***** Recorded information *****
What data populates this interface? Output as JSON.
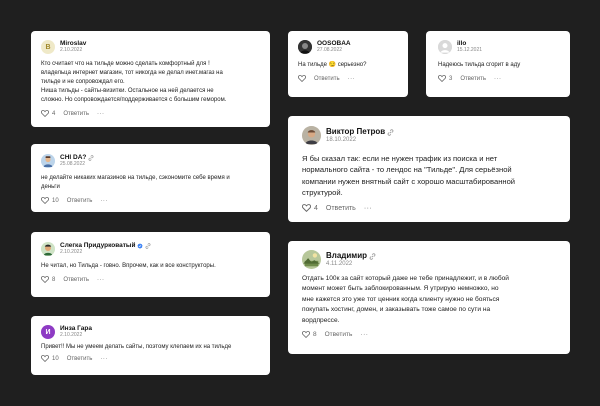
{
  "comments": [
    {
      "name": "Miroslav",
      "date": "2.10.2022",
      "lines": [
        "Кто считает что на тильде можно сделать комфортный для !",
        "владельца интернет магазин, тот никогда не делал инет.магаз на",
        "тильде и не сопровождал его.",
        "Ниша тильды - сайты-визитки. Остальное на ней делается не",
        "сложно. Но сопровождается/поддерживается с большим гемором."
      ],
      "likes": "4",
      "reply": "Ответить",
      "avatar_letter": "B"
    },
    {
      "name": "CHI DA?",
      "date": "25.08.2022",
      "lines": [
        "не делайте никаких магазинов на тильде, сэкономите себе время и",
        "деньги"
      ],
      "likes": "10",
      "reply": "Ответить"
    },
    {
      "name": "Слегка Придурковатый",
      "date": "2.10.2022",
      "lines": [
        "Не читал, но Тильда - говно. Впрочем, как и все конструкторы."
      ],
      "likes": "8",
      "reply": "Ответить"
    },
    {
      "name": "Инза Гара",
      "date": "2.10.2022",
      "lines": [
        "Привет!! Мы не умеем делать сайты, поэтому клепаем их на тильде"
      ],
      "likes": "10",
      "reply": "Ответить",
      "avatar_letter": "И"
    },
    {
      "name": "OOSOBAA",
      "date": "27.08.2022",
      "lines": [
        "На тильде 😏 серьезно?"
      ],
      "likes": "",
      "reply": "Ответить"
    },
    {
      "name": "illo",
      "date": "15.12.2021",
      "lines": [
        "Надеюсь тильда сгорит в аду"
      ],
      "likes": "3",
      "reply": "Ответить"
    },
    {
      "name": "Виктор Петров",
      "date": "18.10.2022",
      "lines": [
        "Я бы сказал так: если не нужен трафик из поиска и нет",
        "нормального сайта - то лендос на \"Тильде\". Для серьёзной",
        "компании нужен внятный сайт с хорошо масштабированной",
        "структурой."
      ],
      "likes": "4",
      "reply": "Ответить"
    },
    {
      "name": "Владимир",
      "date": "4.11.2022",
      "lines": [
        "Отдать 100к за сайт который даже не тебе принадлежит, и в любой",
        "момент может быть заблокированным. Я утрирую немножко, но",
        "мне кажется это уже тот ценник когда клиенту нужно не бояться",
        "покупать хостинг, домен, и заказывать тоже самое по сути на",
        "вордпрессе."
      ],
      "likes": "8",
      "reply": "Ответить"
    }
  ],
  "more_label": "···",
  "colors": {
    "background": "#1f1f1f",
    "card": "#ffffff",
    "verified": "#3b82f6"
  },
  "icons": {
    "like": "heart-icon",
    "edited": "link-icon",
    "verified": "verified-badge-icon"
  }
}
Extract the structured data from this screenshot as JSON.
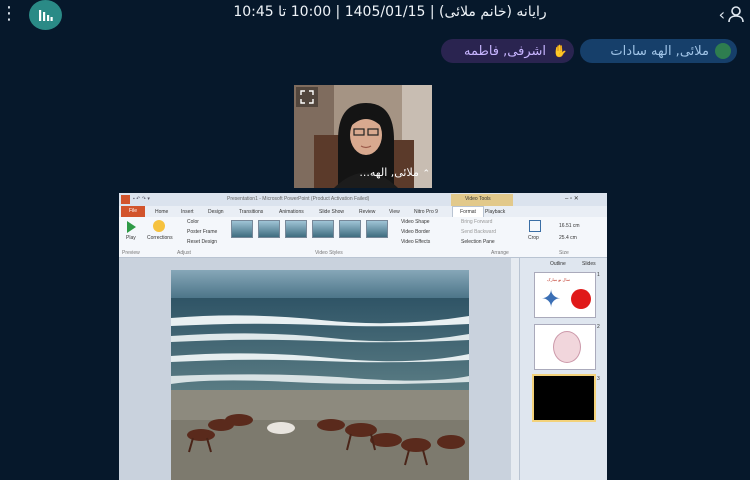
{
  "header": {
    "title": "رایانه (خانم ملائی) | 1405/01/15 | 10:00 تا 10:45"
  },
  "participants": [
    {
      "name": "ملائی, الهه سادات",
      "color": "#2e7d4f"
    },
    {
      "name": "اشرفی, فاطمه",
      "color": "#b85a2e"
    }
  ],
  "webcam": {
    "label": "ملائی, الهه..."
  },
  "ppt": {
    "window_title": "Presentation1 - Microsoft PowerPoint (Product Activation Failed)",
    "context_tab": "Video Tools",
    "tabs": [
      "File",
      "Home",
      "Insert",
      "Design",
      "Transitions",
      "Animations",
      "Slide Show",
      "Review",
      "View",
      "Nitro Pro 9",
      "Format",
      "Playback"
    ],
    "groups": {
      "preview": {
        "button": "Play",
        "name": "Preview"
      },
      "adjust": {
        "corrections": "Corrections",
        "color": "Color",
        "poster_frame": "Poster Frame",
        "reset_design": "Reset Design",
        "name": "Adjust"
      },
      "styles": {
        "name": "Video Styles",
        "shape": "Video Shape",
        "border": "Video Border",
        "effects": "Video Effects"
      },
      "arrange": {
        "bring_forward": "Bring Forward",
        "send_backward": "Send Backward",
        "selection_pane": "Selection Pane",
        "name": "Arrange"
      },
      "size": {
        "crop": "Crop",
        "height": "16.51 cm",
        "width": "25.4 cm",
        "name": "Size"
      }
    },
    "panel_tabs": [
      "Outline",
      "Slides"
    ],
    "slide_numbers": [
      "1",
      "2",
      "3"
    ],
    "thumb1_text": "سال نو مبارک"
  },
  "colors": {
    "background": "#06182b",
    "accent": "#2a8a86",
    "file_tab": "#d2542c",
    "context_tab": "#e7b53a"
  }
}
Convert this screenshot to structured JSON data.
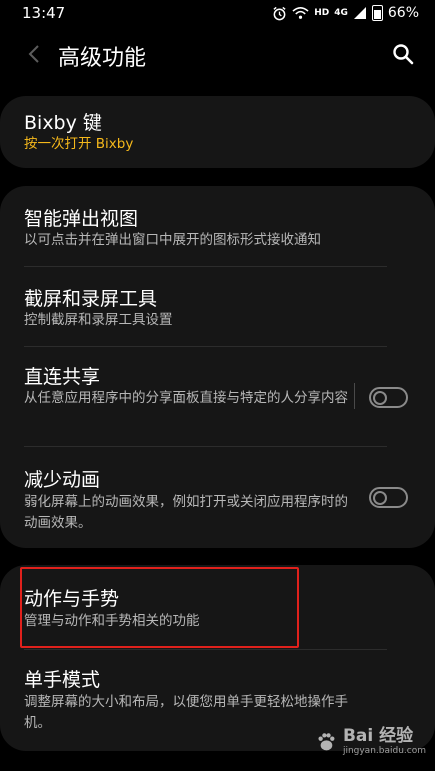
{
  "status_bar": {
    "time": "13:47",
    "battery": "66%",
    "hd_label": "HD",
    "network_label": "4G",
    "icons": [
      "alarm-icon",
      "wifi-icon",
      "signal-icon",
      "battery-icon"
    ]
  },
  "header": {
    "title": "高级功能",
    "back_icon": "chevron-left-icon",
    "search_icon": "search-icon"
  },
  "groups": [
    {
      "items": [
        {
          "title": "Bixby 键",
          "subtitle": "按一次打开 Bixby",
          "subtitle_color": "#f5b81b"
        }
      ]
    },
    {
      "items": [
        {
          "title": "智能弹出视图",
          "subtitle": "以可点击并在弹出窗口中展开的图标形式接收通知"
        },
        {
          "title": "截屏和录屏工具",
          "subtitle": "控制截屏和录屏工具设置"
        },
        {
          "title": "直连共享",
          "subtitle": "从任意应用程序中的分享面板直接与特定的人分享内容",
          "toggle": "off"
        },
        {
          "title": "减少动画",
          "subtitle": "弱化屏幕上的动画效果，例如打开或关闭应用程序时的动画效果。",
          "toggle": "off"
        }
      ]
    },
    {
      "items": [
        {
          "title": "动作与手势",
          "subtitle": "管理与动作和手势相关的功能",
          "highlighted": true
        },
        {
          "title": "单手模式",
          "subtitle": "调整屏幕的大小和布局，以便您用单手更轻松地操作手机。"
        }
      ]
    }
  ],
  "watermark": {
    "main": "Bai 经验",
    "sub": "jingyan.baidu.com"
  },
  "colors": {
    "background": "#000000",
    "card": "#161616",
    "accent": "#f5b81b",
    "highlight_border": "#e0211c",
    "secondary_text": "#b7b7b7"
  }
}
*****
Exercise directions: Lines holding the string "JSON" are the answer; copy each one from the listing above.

Task output:
What data populates this interface? Output as JSON.
Extract the structured data from this screenshot as JSON.
Convert this screenshot to structured JSON data.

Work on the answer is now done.